Print the entire listing. Each line must match the original exactly.

━━━━━ Input ━━━━━

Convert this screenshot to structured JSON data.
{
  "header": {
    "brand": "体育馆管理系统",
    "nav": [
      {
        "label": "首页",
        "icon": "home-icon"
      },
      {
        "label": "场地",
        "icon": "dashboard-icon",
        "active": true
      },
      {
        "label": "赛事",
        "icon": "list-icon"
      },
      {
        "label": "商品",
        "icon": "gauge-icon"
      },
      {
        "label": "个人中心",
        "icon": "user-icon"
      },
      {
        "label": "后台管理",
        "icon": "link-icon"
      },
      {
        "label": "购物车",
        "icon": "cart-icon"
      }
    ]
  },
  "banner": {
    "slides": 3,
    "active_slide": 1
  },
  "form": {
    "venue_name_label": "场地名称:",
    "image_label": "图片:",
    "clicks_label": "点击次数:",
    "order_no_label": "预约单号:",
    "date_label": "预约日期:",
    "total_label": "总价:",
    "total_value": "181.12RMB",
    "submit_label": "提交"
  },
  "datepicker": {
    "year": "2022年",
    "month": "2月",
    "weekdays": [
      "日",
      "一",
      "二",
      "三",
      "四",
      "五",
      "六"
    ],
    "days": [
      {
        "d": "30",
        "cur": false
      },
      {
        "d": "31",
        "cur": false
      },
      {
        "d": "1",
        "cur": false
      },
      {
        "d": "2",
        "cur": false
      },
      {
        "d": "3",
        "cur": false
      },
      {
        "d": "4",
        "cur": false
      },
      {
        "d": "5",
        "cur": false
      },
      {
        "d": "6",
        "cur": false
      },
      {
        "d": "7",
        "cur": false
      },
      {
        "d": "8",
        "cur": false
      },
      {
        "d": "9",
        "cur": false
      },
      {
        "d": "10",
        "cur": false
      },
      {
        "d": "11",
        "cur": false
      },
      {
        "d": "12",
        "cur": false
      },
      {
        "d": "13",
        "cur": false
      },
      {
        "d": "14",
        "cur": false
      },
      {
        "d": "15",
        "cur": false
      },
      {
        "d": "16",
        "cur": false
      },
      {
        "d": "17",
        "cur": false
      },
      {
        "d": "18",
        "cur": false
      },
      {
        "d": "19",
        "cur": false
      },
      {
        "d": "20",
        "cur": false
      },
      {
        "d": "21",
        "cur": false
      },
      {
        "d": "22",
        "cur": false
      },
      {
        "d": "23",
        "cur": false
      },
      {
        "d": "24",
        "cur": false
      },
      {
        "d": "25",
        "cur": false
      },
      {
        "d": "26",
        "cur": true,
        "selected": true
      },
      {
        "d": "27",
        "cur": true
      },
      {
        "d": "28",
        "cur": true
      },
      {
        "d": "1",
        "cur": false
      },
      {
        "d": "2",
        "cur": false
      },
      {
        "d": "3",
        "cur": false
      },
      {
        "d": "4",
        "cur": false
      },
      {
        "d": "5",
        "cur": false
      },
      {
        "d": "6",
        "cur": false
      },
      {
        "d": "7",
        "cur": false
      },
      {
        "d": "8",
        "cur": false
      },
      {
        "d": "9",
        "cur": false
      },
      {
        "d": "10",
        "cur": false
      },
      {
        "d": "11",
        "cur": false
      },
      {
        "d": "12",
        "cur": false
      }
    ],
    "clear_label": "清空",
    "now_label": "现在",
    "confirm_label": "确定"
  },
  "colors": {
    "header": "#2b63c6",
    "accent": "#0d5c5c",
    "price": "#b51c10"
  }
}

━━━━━

> _Response to this task_
Convert this screenshot to structured JSON data.
{
  "header": {
    "brand": "体育馆管理系统",
    "nav": [
      {
        "label": "首页",
        "icon": "home-icon"
      },
      {
        "label": "场地",
        "icon": "dashboard-icon",
        "active": true
      },
      {
        "label": "赛事",
        "icon": "list-icon"
      },
      {
        "label": "商品",
        "icon": "gauge-icon"
      },
      {
        "label": "个人中心",
        "icon": "user-icon"
      },
      {
        "label": "后台管理",
        "icon": "link-icon"
      },
      {
        "label": "购物车",
        "icon": "cart-icon"
      }
    ]
  },
  "banner": {
    "slides": 3,
    "active_slide": 1
  },
  "form": {
    "venue_name_label": "场地名称:",
    "image_label": "图片:",
    "clicks_label": "点击次数:",
    "order_no_label": "预约单号:",
    "date_label": "预约日期:",
    "total_label": "总价:",
    "total_value": "181.12RMB",
    "submit_label": "提交"
  },
  "datepicker": {
    "year": "2022年",
    "month": "2月",
    "weekdays": [
      "日",
      "一",
      "二",
      "三",
      "四",
      "五",
      "六"
    ],
    "days": [
      {
        "d": "30",
        "cur": false
      },
      {
        "d": "31",
        "cur": false
      },
      {
        "d": "1",
        "cur": false
      },
      {
        "d": "2",
        "cur": false
      },
      {
        "d": "3",
        "cur": false
      },
      {
        "d": "4",
        "cur": false
      },
      {
        "d": "5",
        "cur": false
      },
      {
        "d": "6",
        "cur": false
      },
      {
        "d": "7",
        "cur": false
      },
      {
        "d": "8",
        "cur": false
      },
      {
        "d": "9",
        "cur": false
      },
      {
        "d": "10",
        "cur": false
      },
      {
        "d": "11",
        "cur": false
      },
      {
        "d": "12",
        "cur": false
      },
      {
        "d": "13",
        "cur": false
      },
      {
        "d": "14",
        "cur": false
      },
      {
        "d": "15",
        "cur": false
      },
      {
        "d": "16",
        "cur": false
      },
      {
        "d": "17",
        "cur": false
      },
      {
        "d": "18",
        "cur": false
      },
      {
        "d": "19",
        "cur": false
      },
      {
        "d": "20",
        "cur": false
      },
      {
        "d": "21",
        "cur": false
      },
      {
        "d": "22",
        "cur": false
      },
      {
        "d": "23",
        "cur": false
      },
      {
        "d": "24",
        "cur": false
      },
      {
        "d": "25",
        "cur": false
      },
      {
        "d": "26",
        "cur": true,
        "selected": true
      },
      {
        "d": "27",
        "cur": true
      },
      {
        "d": "28",
        "cur": true
      },
      {
        "d": "1",
        "cur": false
      },
      {
        "d": "2",
        "cur": false
      },
      {
        "d": "3",
        "cur": false
      },
      {
        "d": "4",
        "cur": false
      },
      {
        "d": "5",
        "cur": false
      },
      {
        "d": "6",
        "cur": false
      },
      {
        "d": "7",
        "cur": false
      },
      {
        "d": "8",
        "cur": false
      },
      {
        "d": "9",
        "cur": false
      },
      {
        "d": "10",
        "cur": false
      },
      {
        "d": "11",
        "cur": false
      },
      {
        "d": "12",
        "cur": false
      }
    ],
    "clear_label": "清空",
    "now_label": "现在",
    "confirm_label": "确定"
  },
  "colors": {
    "header": "#2b63c6",
    "accent": "#0d5c5c",
    "price": "#b51c10"
  }
}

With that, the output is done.